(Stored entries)
★ ★ ★
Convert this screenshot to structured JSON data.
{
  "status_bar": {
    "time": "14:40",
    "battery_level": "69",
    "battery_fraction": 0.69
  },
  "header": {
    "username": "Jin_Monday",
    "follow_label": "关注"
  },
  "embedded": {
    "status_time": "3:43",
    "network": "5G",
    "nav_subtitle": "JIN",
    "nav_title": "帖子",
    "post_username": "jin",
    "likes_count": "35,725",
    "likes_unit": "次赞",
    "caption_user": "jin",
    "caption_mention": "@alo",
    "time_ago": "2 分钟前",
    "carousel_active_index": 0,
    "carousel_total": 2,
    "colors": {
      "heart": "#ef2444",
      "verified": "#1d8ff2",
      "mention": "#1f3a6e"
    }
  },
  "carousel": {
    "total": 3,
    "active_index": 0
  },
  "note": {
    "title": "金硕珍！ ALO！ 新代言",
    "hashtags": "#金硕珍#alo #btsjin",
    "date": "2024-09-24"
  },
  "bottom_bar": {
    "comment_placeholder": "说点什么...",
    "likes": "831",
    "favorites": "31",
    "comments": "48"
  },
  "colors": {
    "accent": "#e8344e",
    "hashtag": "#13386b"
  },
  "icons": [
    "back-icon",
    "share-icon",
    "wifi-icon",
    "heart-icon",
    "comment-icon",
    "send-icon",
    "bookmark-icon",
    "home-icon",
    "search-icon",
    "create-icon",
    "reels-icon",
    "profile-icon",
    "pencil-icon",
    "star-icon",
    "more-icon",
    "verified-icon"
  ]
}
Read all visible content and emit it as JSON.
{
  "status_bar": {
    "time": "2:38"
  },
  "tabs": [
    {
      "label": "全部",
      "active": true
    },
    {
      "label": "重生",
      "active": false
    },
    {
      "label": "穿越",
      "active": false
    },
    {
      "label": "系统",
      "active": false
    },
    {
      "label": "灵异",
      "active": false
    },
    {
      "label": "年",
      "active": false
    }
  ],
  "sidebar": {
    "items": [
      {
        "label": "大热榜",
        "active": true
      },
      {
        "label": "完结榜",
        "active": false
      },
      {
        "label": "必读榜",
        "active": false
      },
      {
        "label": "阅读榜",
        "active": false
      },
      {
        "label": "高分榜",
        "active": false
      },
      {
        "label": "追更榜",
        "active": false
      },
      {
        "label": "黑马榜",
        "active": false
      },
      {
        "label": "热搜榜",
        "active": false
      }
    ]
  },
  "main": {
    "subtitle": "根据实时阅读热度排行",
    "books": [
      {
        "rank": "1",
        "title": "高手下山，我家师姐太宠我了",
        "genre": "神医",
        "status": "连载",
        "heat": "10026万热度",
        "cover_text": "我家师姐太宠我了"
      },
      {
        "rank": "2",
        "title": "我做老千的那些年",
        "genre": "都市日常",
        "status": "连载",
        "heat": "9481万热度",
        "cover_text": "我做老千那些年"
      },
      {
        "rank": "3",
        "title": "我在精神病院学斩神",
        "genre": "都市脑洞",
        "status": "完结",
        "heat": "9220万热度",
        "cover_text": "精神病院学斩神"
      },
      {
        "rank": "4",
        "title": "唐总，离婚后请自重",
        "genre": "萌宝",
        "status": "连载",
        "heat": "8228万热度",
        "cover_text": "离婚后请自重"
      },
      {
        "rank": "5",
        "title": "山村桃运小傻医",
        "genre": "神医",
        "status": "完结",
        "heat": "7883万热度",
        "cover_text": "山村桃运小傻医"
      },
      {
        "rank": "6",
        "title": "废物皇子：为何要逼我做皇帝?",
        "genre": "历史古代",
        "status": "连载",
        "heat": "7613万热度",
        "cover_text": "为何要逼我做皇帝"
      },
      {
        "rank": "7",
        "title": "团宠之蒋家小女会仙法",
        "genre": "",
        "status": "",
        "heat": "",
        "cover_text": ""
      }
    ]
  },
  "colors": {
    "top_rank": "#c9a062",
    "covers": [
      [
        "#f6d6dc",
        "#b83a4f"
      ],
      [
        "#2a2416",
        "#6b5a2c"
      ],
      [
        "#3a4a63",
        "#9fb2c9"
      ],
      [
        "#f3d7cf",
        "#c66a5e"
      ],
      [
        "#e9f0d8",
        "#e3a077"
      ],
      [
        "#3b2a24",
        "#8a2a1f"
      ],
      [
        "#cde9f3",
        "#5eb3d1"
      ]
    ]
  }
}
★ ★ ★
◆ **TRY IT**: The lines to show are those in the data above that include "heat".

◆ **ANSWER TO THE PROBLEM**:
        "heat": "10026万热度",
        "heat": "9481万热度",
        "heat": "9220万热度",
        "heat": "8228万热度",
        "heat": "7883万热度",
        "heat": "7613万热度",
        "heat": "",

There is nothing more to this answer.